This REL Appalachia blog summarizes a recent IES report, examining Algebra I course taking pathways and outcomes based on students’ performance on Virginia’s grade 5 statewide math test, which showed significant equity gaps. The blog further encourages systematic data analysis related to course taking access and student success and includes practical advice on accomplishing this, including ideas on specific data points to pull and use.
Students on the path toward dropping out of high school often exhibit signals that they are at risk well before they stop engaging in school. As school closures due to COVID-19 separate students from structured routines and educational supports, the number of disengaged students may continue to grow. Educators should be aware of and look for signs of disengagement and act to maximize engagement and supports for at-risk students during COVID-19 closures.
The world of work is changing rapidly and employers increasingly critique the preparation of incoming graduates, with only 11 percent agreeing students have the competencies needed to succeed in the workplace.
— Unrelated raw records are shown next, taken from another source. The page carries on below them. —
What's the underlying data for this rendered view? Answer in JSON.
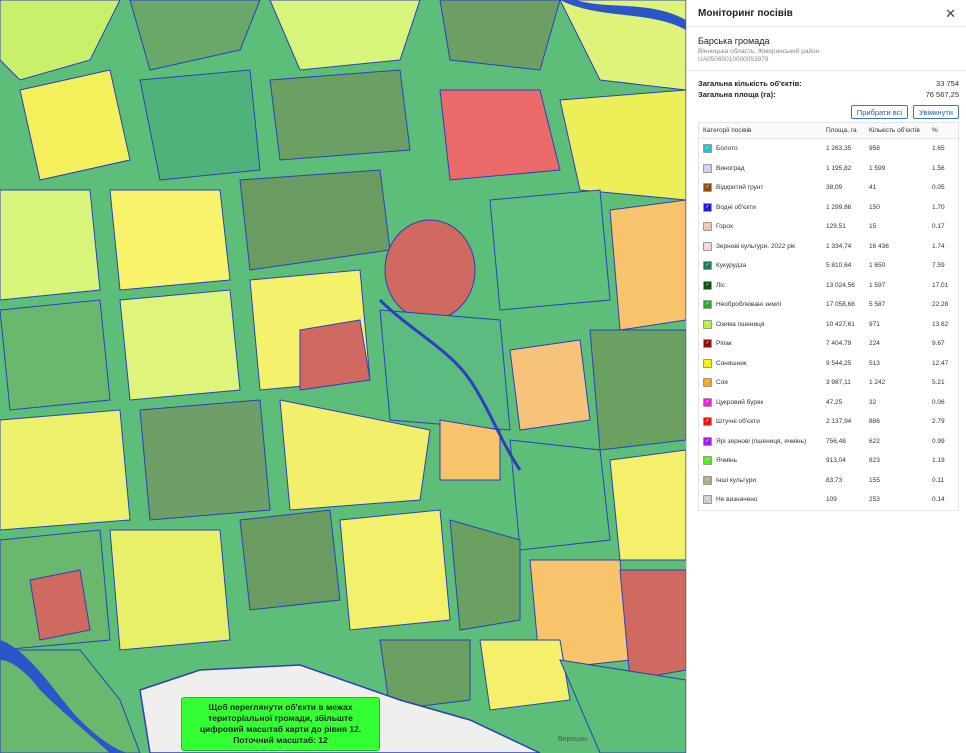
{
  "panel": {
    "title": "Моніторинг посівів",
    "close_icon": "close-icon",
    "hromada_name": "Барська громада",
    "hromada_region": "Вінницька область, Жмеринський район",
    "hromada_code": "UA05060010000053979",
    "total_objects_label": "Загальна кількість об'єктів:",
    "total_objects_value": "33 754",
    "total_area_label": "Загальна площа (га):",
    "total_area_value": "76 567,25",
    "remove_all_label": "Прибрати всі",
    "enable_label": "Увімкнути",
    "columns": {
      "category": "Категорії посівів",
      "area": "Площа, га",
      "count": "Кількість об'єктів",
      "pct": "%"
    },
    "rows": [
      {
        "label": "Болото",
        "area": "1 263,35",
        "count": "958",
        "pct": "1.65",
        "color": "#13c7d6"
      },
      {
        "label": "Виноград",
        "area": "1 195,82",
        "count": "1 599",
        "pct": "1.56",
        "color": "#c9d3f7"
      },
      {
        "label": "Відкритий грунт",
        "area": "38,09",
        "count": "41",
        "pct": "0.05",
        "color": "#8a4d12"
      },
      {
        "label": "Водні об'єкти",
        "area": "1 299,86",
        "count": "150",
        "pct": "1.70",
        "color": "#1a1ad6"
      },
      {
        "label": "Горох",
        "area": "129,51",
        "count": "15",
        "pct": "0.17",
        "color": "#f6c6ab"
      },
      {
        "label": "Зернові культури. 2022 рік",
        "area": "1 334,74",
        "count": "16 436",
        "pct": "1.74",
        "color": "#fbd1dc"
      },
      {
        "label": "Кукурудза",
        "area": "5 810,64",
        "count": "1 650",
        "pct": "7.59",
        "color": "#1c7a55"
      },
      {
        "label": "Ліс",
        "area": "13 024,56",
        "count": "1 597",
        "pct": "17.01",
        "color": "#0f4f12"
      },
      {
        "label": "Необроблювані землі",
        "area": "17 058,68",
        "count": "5 587",
        "pct": "22.28",
        "color": "#22b02a"
      },
      {
        "label": "Озима пшениця",
        "area": "10 427,61",
        "count": "971",
        "pct": "13.62",
        "color": "#b6f23a"
      },
      {
        "label": "Ріпак",
        "area": "7 404,79",
        "count": "224",
        "pct": "9.67",
        "color": "#8a1212"
      },
      {
        "label": "Соняшник",
        "area": "9 544,25",
        "count": "513",
        "pct": "12.47",
        "color": "#f3f216"
      },
      {
        "label": "Соя",
        "area": "3 987,11",
        "count": "1 242",
        "pct": "5.21",
        "color": "#f7a61c"
      },
      {
        "label": "Цукровий буряк",
        "area": "47,25",
        "count": "32",
        "pct": "0.06",
        "color": "#f21ee0"
      },
      {
        "label": "Штучні об'єкти",
        "area": "2 137,94",
        "count": "886",
        "pct": "2.79",
        "color": "#e51616"
      },
      {
        "label": "Ярі зернові (пшениця, ячмінь)",
        "area": "756,48",
        "count": "622",
        "pct": "0.99",
        "color": "#a11ee0"
      },
      {
        "label": "Ячмінь",
        "area": "913,04",
        "count": "823",
        "pct": "1.19",
        "color": "#52f016"
      },
      {
        "label": "Інші культури",
        "area": "83,73",
        "count": "155",
        "pct": "0.11",
        "color": "#b0a98a"
      },
      {
        "label": "Не визначено",
        "area": "109",
        "count": "253",
        "pct": "0.14",
        "color": "#cfcfcf"
      }
    ]
  },
  "map": {
    "notice_line1": "Щоб переглянути об'єкти в межах",
    "notice_line2": "територіальної громади, збільште",
    "notice_line3": "цифровий масштаб карти до рівня 12.",
    "notice_line4": "Поточний масштаб: 12",
    "place_label": "Верешки"
  }
}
Add to this picture low college completion rates and high remediation rates and the story is clear: too many students are graduating high school unprepared for college or career.
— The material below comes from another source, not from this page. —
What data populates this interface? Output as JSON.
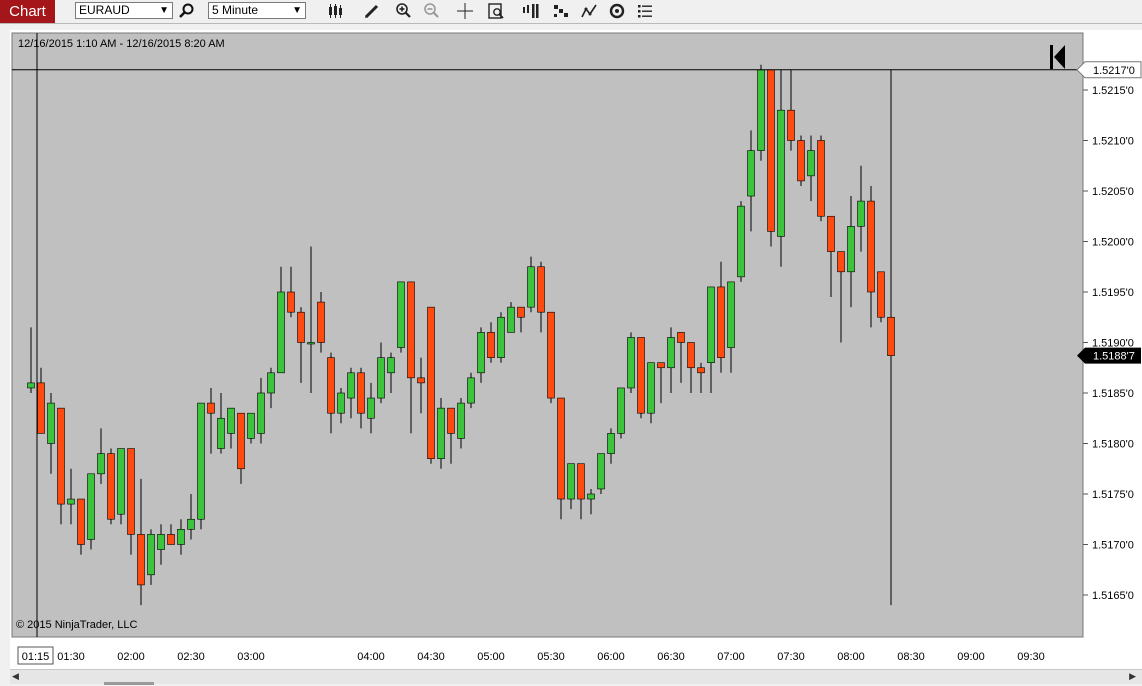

Educators across the nation are grappling with how to better prepare students to succeed in the workforce, and their efforts are supported by recent federal legislation. However, the rapidly changing workforce makes it challenging to come to consensus around what skills students should have when they leave high school. What does it mean to be “career ready,” and how can such a complex and evolving concept best be assessed and supported?
In an effort to address these questions, Regional Educational Laboratory (REL) Appalachia convened representatives from all ten RELs together with nationally renowned experts for a workshop to discuss how educators and researchers in each region are addressing the development and measurement of career readiness, and to share ideas and resources for how to improve and sync these efforts nationally.
Nationally, 28 percent of all public elementary and secondary schools were in rural locations in 2013–14, serving 18 percent of all K–12 students (U.S. Department of Education, National Center for Education Statistics 2015). Rural schools serve students in sparsely populated areas and have smaller overall populations than schools in other communities. Rural school districts often face unique challenges such as geographic isolation, shortages of qualified educators, and underdeveloped infrastructure, including technology systems (Consortium for School Networking 2016; Porowski and Howley 2013).
Congress established the Rural Education Achievement Program (REAP) to provide flexible funding to help rural districts address these challenges and serve students more effectively.1 REAP is composed of two programs: the Small, Rural School Achievement (SRSA) program and the Rural and Low-Income School (RLIS) program. Of the two programs, SRSA supports smaller and more isolated districts, and it provides additional funding and the opportunity for these districts to exercise “REAP-Flex” authority. REAP-Flex allows SRSA-eligible districts to use certain specific federal formula funds to support local activities under an array of other federal formula programs to assist them in addressing local academic needs more effectively.
2 RLIS serves rural districts that are generally slightly larger but have substantial concentrations of poverty, and it provides additional funding only, not the authority to exercise REAPFlex.
The U.S. Department of Education (the Department) awards SRSA grants directly to eligible districts on the basis of a statutory formula, whereas the Department provides RLIS formula allocations to state education agencies, which in turn make subgrants to eligible districts, either by formula or by competition.
This study’s objective was to examine state and district practices and perspectives regarding REAP: the roles states and districts play in verifying the accuracy of the data used to determine district eligibility for REAP funds, how districts use REAP funds and REAP-Flex, and states’ and districts’ recommendations for improving program operations. We note that this report is not intended to reflect best practices. It describes conditions as they existed at the time of data collection, but the inclusion of a description of state or district practices does not necessarily mean that all practices comply with the law governing REAP, nor that the Department approves all practices described. In addition, some challenges and grantee recommendations iscussed in this report are in response to provisions set by statute and/or controlled by Congress which are outside the authority of the Department to address.